Rutgers doesn’t have a Big Ten rival yet, with head coach Greg Schiano saying that some of that is due to the newness of the Scarlet Knights in the conference. It also has something to do with the fact that the football program simply hasn’t arrived yet.
Having joined the Big Ten in 2014, it is clear that Rutgers football is still adjusting to life in one of the toughest conferences in the sport. Those struggles are very much part of the reason why there is not yet a true rivalry in the Big Ten for Rutgers.
That could be changing, albeit slowly as the last two weeks of the regular season represent the best chance for Rutgers to develop rivalries within the Big Ten. Penn State, last week’s opponent, and now Maryland, are the two programs that are closest geographically to Rutgers.
And both programs have played each other over the years due to this proximity.
There are even further ties as all three programs recruit the same areas even down to the same high schools.
On Monday, Schiano was asked about a rivalry with Maryland. He told reporters that the program isn’t there yet.
“Do I consider them a rival? We haven’t had — we’ve had some good games, you know. We won one; they won one. So I think it could become one,” Schiano said.
“I don’t think we have enough history yet for it to become a rivalry. Again, I always say this; that has to happen organically. There’s got to be recruiting battles. There’s got to be games, you know, back and forth and that kind of happens over time. We just haven’t been in this league long enough and quite honestly two things. We haven’t been in the league long enough and we haven’t been good enough to make that happen. That will happen over time.”

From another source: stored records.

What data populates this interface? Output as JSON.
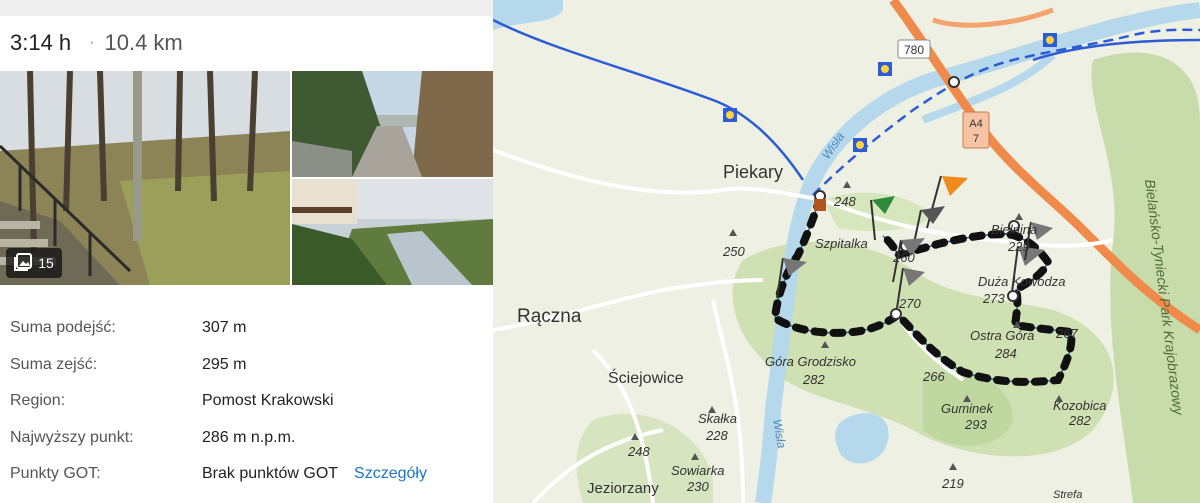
{
  "summary": {
    "duration": "3:14 h",
    "separator": "·",
    "distance": "10.4 km"
  },
  "gallery": {
    "photo_count": "15",
    "icon": "photo-gallery-icon"
  },
  "stats": [
    {
      "label": "Suma podejść:",
      "value": "307 m"
    },
    {
      "label": "Suma zejść:",
      "value": "295 m"
    },
    {
      "label": "Region:",
      "value": "Pomost Krakowski"
    },
    {
      "label": "Najwyższy punkt:",
      "value": "286 m n.p.m."
    },
    {
      "label": "Punkty GOT:",
      "value": "Brak punktów GOT",
      "link": "Szczegóły"
    }
  ],
  "map": {
    "road_numbers": {
      "road_780": "780",
      "a4_line1": "A4",
      "a4_line2": "7"
    },
    "river_labels": {
      "wisla_north": "Wisła",
      "wisla_south": "Wisła"
    },
    "towns": {
      "piekary": "Piekary",
      "raczna": "Rączna",
      "sciejowice": "Ściejowice",
      "jeziorzany": "Jeziorzany",
      "strefa": "Strefa"
    },
    "places": {
      "szpitalka": "Szpitalka",
      "bielnina": "Bielnina",
      "duza_kowodza": "Duża Kowodza",
      "ostra_gora": "Ostra Góra",
      "gora_grodzisko": "Góra Grodzisko",
      "skalka": "Skałka",
      "sowiarka": "Sowiarka",
      "guminek": "Guminek",
      "kozobica": "Kozobica",
      "park": "Bielańsko-Tyniecki Park Krajobrazowy"
    },
    "elevations": {
      "e248a": "248",
      "e250": "250",
      "e260": "260",
      "e229": "229",
      "e273": "273",
      "e270": "270",
      "e267": "267",
      "e284": "284",
      "e282a": "282",
      "e266": "266",
      "e228": "228",
      "e248b": "248",
      "e230": "230",
      "e293": "293",
      "e282b": "282",
      "e219": "219"
    },
    "colors": {
      "route": "#111111",
      "river": "#b5d8ec",
      "trail": "#2b5bd6",
      "motorway": "#f08a4b"
    }
  }
}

It will take Rutgers some time to catch up to Maryland let alone Penn State. But if Rutgers can become truly competitive against Penn State and continue to represent well against Maryland, then a very interesting dynamic could form in the Northeast.